U.S. Immigration and Customs Enforcement recently began cracking down on employers of illegal immigrants, enforcing steep penalties. During its 2011 fiscal year, the ICE audited the hiring records of nearly 2,500 businesses to verify workers’ status. Businesses that employ unauthorized workers may be fined and blacklisted from receiving government contracts, and owners may be subject to civil and criminal charges.
How do you make sure that your employees are legally allowed to work in the U.S.? Here are a few suggestions:
- Ask potential hires. There are various questions that you shouldn’t ask during a job interview, but it’s perfectly acceptable to question whether an applicant has the legal right to work in the U.S. — and whether he or she can provide evidence to that effect.

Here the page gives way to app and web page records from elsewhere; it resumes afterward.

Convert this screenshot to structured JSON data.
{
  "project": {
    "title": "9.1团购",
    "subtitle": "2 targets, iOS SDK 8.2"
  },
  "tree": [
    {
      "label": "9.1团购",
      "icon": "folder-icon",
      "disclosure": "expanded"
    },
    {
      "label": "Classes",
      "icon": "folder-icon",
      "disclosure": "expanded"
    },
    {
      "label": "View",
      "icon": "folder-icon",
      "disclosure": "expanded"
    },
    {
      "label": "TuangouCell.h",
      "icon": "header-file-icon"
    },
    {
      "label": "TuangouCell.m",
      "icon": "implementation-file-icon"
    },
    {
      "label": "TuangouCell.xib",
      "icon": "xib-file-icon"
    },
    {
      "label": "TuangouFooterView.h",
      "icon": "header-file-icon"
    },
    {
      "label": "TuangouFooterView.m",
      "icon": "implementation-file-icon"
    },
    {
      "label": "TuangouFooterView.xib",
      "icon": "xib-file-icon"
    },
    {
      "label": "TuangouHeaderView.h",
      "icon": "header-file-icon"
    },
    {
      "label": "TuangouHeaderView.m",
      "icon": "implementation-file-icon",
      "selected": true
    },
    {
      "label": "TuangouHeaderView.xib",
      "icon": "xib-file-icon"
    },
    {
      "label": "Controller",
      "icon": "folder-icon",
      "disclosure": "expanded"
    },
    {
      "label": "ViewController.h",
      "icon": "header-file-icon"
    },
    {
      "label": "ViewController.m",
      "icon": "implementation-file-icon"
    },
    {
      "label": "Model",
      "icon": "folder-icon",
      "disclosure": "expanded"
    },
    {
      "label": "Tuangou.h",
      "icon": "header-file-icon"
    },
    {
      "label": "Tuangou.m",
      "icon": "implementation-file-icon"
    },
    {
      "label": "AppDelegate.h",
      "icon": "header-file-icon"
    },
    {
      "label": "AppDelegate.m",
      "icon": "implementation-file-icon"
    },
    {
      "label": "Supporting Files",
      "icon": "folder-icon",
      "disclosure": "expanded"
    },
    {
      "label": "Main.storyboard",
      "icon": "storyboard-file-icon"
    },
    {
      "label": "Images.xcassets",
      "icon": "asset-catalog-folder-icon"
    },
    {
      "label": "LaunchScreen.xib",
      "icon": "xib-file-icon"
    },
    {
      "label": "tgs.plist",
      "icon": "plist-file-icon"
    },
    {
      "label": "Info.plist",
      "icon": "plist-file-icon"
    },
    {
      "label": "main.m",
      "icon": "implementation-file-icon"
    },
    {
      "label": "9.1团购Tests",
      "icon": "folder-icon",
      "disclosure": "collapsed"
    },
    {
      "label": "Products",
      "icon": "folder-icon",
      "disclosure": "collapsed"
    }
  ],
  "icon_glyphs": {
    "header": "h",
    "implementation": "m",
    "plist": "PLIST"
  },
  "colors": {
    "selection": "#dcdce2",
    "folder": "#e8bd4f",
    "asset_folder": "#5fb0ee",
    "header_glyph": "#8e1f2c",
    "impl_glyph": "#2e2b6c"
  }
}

- Collect I-9 forms and other documentation. Require job applicants to submit an I-9 Employment Eligibility Verification form [PDF], which includes their name, date of birth, and Social Security number. It’s also important to request the supplementary evidence listed on the form, such as a state driver’s license, a U.S. passport or permanent resident (green) card, or a foreign passport with an I-551 stamp.
- Inspect the documents. The Center for Immigration Studies found that some 75 percent of illegal immigrants have fake Social Security cards. Make sure that the paperwork you receive is legit. Examine all of the documents provided by job applicants for discrepancies or potential problems, such as a photo that looks nothing like the applicant or a birthdate that seems off by many years.
- Verify the information. You may trust that your employees’ documentation is genuine, but it never hurts to get an expert second opinion — especially if it will save you from facing significant penalties if you’re wrong. The federal online verification program E-Verify, which is mandated in 14 states, can identify fraudulent documents with very little margin of error. Even if the system isn’t required in your state, it’s worth using to avoid any legal issues. If you discover that a potential or new employee has a fraudulent identity, you’re under no legal obligation to report him or her to the INS, but you’ll be well within your rights to withdraw your job offer.